▶ [Requirement]: Repeat the records below exactly, leaving out every picture.

▶ [Entries from a dataset of interfaces]:
-- -- --

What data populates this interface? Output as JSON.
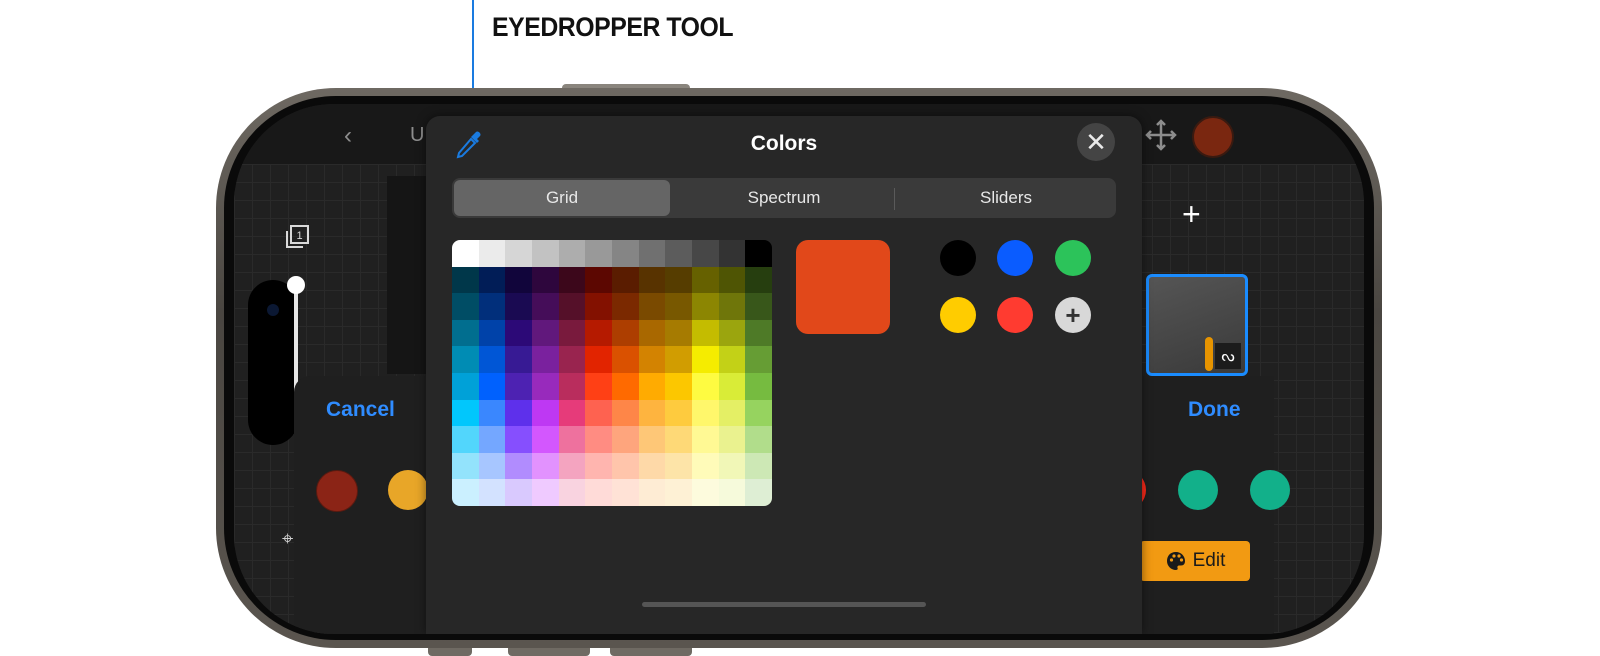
{
  "callout": {
    "label": "EYEDROPPER TOOL"
  },
  "topbar": {
    "back_glyph": "‹",
    "partial_label": "U"
  },
  "sidebar": {
    "layers_glyph": "1",
    "bottom_glyph": "⌖"
  },
  "colors_popover": {
    "title": "Colors",
    "close_glyph": "✕",
    "tabs": [
      {
        "label": "Grid",
        "active": true
      },
      {
        "label": "Spectrum",
        "active": false
      },
      {
        "label": "Sliders",
        "active": false
      }
    ],
    "current_color": "#e1481a",
    "grid_colors": [
      [
        "#ffffff",
        "#ebebeb",
        "#d6d6d6",
        "#c2c2c2",
        "#adadad",
        "#999999",
        "#858585",
        "#707070",
        "#5c5c5c",
        "#474747",
        "#333333",
        "#000000"
      ],
      [
        "#00374a",
        "#011d57",
        "#11053b",
        "#2e063d",
        "#3c071b",
        "#5c0701",
        "#5a1c00",
        "#583300",
        "#563d00",
        "#666100",
        "#4f5504",
        "#263e0f"
      ],
      [
        "#004d65",
        "#012f7b",
        "#1a0a52",
        "#450d59",
        "#551029",
        "#831100",
        "#7b2900",
        "#7a4a00",
        "#785800",
        "#8c8602",
        "#6f760a",
        "#38571a"
      ],
      [
        "#016e8f",
        "#0042a9",
        "#2c0977",
        "#61187c",
        "#791a3d",
        "#b51a00",
        "#ad3e00",
        "#a96800",
        "#a67b01",
        "#c4bc00",
        "#9ba50e",
        "#4e7a27"
      ],
      [
        "#008cb4",
        "#0056d6",
        "#371a94",
        "#7a219e",
        "#99244f",
        "#e22400",
        "#da5100",
        "#d38301",
        "#d19d01",
        "#f5ec00",
        "#c3d117",
        "#669d34"
      ],
      [
        "#00a1d8",
        "#0061fe",
        "#4d22b2",
        "#982abc",
        "#b92d5d",
        "#ff4015",
        "#ff6a00",
        "#ffab01",
        "#fcc700",
        "#fefb41",
        "#d9ec37",
        "#76bb40"
      ],
      [
        "#01c7fc",
        "#3a87fe",
        "#5e30eb",
        "#be38f3",
        "#e63b7a",
        "#fe6250",
        "#fe8648",
        "#feb43f",
        "#fecb3e",
        "#fff76b",
        "#e4ef65",
        "#96d35f"
      ],
      [
        "#52d6fc",
        "#74a7ff",
        "#864ffe",
        "#d357fe",
        "#ee719e",
        "#ff8c82",
        "#fea57d",
        "#fec777",
        "#fed977",
        "#fff994",
        "#eaf28f",
        "#b1dd8b"
      ],
      [
        "#93e3fc",
        "#a7c6ff",
        "#b18cfe",
        "#e292fe",
        "#f4a4c0",
        "#ffb5af",
        "#ffc5ab",
        "#fed9a8",
        "#fde4a8",
        "#fffbb9",
        "#f1f7b7",
        "#cde8b5"
      ],
      [
        "#cbf0ff",
        "#d3e2ff",
        "#d9c9fe",
        "#efcaff",
        "#f9d3e0",
        "#ffdbd8",
        "#ffe2d6",
        "#feecd4",
        "#fef1d5",
        "#fdfbdd",
        "#f6fadb",
        "#deeed4"
      ]
    ],
    "history_colors": [
      "#000000",
      "#0a5cff",
      "#2cc35a",
      "#ffcc00",
      "#ff3b30"
    ],
    "history_add_glyph": "+"
  },
  "right_panel": {
    "plus_glyph": "+",
    "layer_badge_glyph": "ᔓ"
  },
  "palette": {
    "cancel_label": "Cancel",
    "done_label": "Done",
    "edit_label": "Edit",
    "left_swatches": [
      "#8b2416",
      "#e8a628"
    ],
    "right_swatches": [
      "#ff2a1a",
      "#12b08a",
      "#12b08a"
    ]
  }
}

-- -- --

▶ [Response below]:
What data populates this interface? Output as JSON.
{
  "callout": {
    "label": "EYEDROPPER TOOL"
  },
  "topbar": {
    "back_glyph": "‹",
    "partial_label": "U"
  },
  "sidebar": {
    "layers_glyph": "1",
    "bottom_glyph": "⌖"
  },
  "colors_popover": {
    "title": "Colors",
    "close_glyph": "✕",
    "tabs": [
      {
        "label": "Grid",
        "active": true
      },
      {
        "label": "Spectrum",
        "active": false
      },
      {
        "label": "Sliders",
        "active": false
      }
    ],
    "current_color": "#e1481a",
    "grid_colors": [
      [
        "#ffffff",
        "#ebebeb",
        "#d6d6d6",
        "#c2c2c2",
        "#adadad",
        "#999999",
        "#858585",
        "#707070",
        "#5c5c5c",
        "#474747",
        "#333333",
        "#000000"
      ],
      [
        "#00374a",
        "#011d57",
        "#11053b",
        "#2e063d",
        "#3c071b",
        "#5c0701",
        "#5a1c00",
        "#583300",
        "#563d00",
        "#666100",
        "#4f5504",
        "#263e0f"
      ],
      [
        "#004d65",
        "#012f7b",
        "#1a0a52",
        "#450d59",
        "#551029",
        "#831100",
        "#7b2900",
        "#7a4a00",
        "#785800",
        "#8c8602",
        "#6f760a",
        "#38571a"
      ],
      [
        "#016e8f",
        "#0042a9",
        "#2c0977",
        "#61187c",
        "#791a3d",
        "#b51a00",
        "#ad3e00",
        "#a96800",
        "#a67b01",
        "#c4bc00",
        "#9ba50e",
        "#4e7a27"
      ],
      [
        "#008cb4",
        "#0056d6",
        "#371a94",
        "#7a219e",
        "#99244f",
        "#e22400",
        "#da5100",
        "#d38301",
        "#d19d01",
        "#f5ec00",
        "#c3d117",
        "#669d34"
      ],
      [
        "#00a1d8",
        "#0061fe",
        "#4d22b2",
        "#982abc",
        "#b92d5d",
        "#ff4015",
        "#ff6a00",
        "#ffab01",
        "#fcc700",
        "#fefb41",
        "#d9ec37",
        "#76bb40"
      ],
      [
        "#01c7fc",
        "#3a87fe",
        "#5e30eb",
        "#be38f3",
        "#e63b7a",
        "#fe6250",
        "#fe8648",
        "#feb43f",
        "#fecb3e",
        "#fff76b",
        "#e4ef65",
        "#96d35f"
      ],
      [
        "#52d6fc",
        "#74a7ff",
        "#864ffe",
        "#d357fe",
        "#ee719e",
        "#ff8c82",
        "#fea57d",
        "#fec777",
        "#fed977",
        "#fff994",
        "#eaf28f",
        "#b1dd8b"
      ],
      [
        "#93e3fc",
        "#a7c6ff",
        "#b18cfe",
        "#e292fe",
        "#f4a4c0",
        "#ffb5af",
        "#ffc5ab",
        "#fed9a8",
        "#fde4a8",
        "#fffbb9",
        "#f1f7b7",
        "#cde8b5"
      ],
      [
        "#cbf0ff",
        "#d3e2ff",
        "#d9c9fe",
        "#efcaff",
        "#f9d3e0",
        "#ffdbd8",
        "#ffe2d6",
        "#feecd4",
        "#fef1d5",
        "#fdfbdd",
        "#f6fadb",
        "#deeed4"
      ]
    ],
    "history_colors": [
      "#000000",
      "#0a5cff",
      "#2cc35a",
      "#ffcc00",
      "#ff3b30"
    ],
    "history_add_glyph": "+"
  },
  "right_panel": {
    "plus_glyph": "+",
    "layer_badge_glyph": "ᔓ"
  },
  "palette": {
    "cancel_label": "Cancel",
    "done_label": "Done",
    "edit_label": "Edit",
    "left_swatches": [
      "#8b2416",
      "#e8a628"
    ],
    "right_swatches": [
      "#ff2a1a",
      "#12b08a",
      "#12b08a"
    ]
  }
}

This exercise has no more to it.